At Elena, meat is almost an obsession. They have a special club for dry-aged items, refrigerated at 35 °F [2°C] for at least 45 days. “The experience is different at each visit, because a single piece has different degrees of maturation,” explains Juan Gaffuri, while serving a T-Bone with chimichurri. This is a modern grill, one that combines the cold and the intensity of Argentine fire.

Elena: Posadas 1086

La Carnicería: Thames 2317

 

Between glasses of wine and mates

Whether we are talking about meat, pizza, or empanadas, there’s always an ideal wine in Buenos Aires. “This is another tradition in the country, one facilitated by its geography,” explains sommelier Valeria Gamper, a professor at IAG, the Argentine Institute of Gastronomy.

 

To drink like an Argentine, the advice is to explore markets and wineries, where the malbec and bonarda vines coexist with bottles of cabernet sauvignon, semillon, or cabernet franc: “Diversity reigns supreme!” Another good stop is Vico’s, in Palermo, where wine is served by the glass. While talking about restaurants, Gamper recommends the ones that help costumers navigate the bodegas, like Tegui and Aramburu Restó.

 

As for dishes, she recommends having a good empanada salteña with an aromatic white torrontés riojano; a rib eye would go very well with a red – malbec, for example.
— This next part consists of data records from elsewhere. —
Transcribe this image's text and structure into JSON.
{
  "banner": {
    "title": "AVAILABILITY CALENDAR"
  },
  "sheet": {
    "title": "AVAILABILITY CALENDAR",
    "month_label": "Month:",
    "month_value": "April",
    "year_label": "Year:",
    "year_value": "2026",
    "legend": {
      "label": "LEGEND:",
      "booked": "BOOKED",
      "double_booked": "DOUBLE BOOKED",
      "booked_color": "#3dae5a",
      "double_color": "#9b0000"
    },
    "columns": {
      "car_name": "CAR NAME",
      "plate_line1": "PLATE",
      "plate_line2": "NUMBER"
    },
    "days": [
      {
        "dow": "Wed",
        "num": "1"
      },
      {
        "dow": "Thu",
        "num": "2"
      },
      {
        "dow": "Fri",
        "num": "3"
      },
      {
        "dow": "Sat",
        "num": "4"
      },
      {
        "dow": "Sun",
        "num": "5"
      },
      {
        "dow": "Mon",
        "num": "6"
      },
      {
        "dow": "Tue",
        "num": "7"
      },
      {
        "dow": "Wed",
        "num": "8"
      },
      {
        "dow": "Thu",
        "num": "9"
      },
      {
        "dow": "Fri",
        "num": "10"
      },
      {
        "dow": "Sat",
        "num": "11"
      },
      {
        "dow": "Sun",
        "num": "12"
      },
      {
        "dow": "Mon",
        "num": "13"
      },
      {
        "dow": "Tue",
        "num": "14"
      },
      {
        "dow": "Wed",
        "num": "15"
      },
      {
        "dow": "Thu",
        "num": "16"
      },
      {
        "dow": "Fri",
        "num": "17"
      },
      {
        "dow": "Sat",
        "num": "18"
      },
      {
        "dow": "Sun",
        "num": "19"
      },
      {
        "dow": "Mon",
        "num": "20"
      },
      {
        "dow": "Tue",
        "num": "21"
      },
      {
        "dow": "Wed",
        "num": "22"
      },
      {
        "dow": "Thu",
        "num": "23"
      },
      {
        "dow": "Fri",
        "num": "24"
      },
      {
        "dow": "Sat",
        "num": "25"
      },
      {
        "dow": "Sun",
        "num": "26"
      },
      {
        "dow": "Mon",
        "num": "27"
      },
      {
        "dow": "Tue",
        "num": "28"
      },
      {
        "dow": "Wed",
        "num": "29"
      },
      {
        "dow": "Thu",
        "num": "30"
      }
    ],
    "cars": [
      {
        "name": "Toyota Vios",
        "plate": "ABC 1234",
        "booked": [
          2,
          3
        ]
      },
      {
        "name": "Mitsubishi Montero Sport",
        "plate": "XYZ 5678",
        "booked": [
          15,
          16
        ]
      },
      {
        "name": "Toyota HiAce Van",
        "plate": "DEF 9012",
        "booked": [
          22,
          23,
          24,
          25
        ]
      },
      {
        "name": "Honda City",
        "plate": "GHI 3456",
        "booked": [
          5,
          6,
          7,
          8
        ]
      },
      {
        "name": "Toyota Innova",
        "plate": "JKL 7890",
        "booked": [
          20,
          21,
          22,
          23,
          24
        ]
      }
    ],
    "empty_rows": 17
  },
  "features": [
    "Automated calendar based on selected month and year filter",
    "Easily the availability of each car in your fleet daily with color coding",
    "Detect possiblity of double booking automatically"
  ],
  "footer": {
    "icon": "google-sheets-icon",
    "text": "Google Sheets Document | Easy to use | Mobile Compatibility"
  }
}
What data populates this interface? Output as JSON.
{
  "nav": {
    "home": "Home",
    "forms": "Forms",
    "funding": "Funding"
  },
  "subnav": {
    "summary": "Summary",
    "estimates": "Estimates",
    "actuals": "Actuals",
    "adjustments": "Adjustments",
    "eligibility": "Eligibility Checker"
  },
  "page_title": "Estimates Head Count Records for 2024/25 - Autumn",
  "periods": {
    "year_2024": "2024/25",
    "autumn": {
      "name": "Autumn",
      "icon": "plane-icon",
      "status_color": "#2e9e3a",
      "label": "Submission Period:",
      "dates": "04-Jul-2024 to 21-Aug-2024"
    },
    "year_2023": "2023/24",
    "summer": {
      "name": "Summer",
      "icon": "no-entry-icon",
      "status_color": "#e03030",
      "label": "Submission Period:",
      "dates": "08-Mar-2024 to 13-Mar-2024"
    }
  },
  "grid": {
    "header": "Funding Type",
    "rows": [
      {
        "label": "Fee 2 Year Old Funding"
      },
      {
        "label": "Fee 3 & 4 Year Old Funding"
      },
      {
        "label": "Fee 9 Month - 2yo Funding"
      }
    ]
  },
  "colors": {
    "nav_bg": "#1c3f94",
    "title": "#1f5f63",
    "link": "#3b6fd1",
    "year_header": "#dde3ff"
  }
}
And, since you cannot talk about Argentina without mentioning alfajores, her tip is to leave wine aside and savor this typical sweet with a delicious and steaming mate as the sun sets: just like a true Porteño.

CAVE: Juncal 838

IAG: Santa Fé 1556

Vico Wine Bar: Gurruchaga 1149

Tegui: Costa Rica 5852

Aramburu: Salta 1050